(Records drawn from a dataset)
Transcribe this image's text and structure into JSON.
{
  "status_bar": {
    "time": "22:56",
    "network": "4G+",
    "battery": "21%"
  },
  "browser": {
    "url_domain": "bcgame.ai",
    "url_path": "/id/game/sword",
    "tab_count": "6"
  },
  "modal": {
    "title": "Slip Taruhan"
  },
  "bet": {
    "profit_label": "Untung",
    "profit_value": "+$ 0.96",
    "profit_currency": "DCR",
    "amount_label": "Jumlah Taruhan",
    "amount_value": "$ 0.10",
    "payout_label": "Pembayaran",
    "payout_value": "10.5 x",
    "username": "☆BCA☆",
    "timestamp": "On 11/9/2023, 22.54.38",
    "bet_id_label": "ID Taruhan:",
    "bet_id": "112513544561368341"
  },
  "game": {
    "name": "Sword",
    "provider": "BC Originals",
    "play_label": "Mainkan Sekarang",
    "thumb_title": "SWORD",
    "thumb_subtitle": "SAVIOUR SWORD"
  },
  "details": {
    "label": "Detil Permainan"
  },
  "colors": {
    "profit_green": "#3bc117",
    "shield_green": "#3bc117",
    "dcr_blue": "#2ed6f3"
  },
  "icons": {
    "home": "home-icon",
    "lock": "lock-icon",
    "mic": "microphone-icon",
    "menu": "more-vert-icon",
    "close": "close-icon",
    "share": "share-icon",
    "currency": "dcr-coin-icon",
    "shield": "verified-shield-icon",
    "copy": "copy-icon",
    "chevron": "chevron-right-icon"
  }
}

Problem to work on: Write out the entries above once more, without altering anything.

Answer to the problem:
Transcribe this image's text and structure into JSON.
{
  "status_bar": {
    "time": "22:56",
    "network": "4G+",
    "battery": "21%"
  },
  "browser": {
    "url_domain": "bcgame.ai",
    "url_path": "/id/game/sword",
    "tab_count": "6"
  },
  "modal": {
    "title": "Slip Taruhan"
  },
  "bet": {
    "profit_label": "Untung",
    "profit_value": "+$ 0.96",
    "profit_currency": "DCR",
    "amount_label": "Jumlah Taruhan",
    "amount_value": "$ 0.10",
    "payout_label": "Pembayaran",
    "payout_value": "10.5 x",
    "username": "☆BCA☆",
    "timestamp": "On 11/9/2023, 22.54.38",
    "bet_id_label": "ID Taruhan:",
    "bet_id": "112513544561368341"
  },
  "game": {
    "name": "Sword",
    "provider": "BC Originals",
    "play_label": "Mainkan Sekarang",
    "thumb_title": "SWORD",
    "thumb_subtitle": "SAVIOUR SWORD"
  },
  "details": {
    "label": "Detil Permainan"
  },
  "colors": {
    "profit_green": "#3bc117",
    "shield_green": "#3bc117",
    "dcr_blue": "#2ed6f3"
  },
  "icons": {
    "home": "home-icon",
    "lock": "lock-icon",
    "mic": "microphone-icon",
    "menu": "more-vert-icon",
    "close": "close-icon",
    "share": "share-icon",
    "currency": "dcr-coin-icon",
    "shield": "verified-shield-icon",
    "copy": "copy-icon",
    "chevron": "chevron-right-icon"
  }
}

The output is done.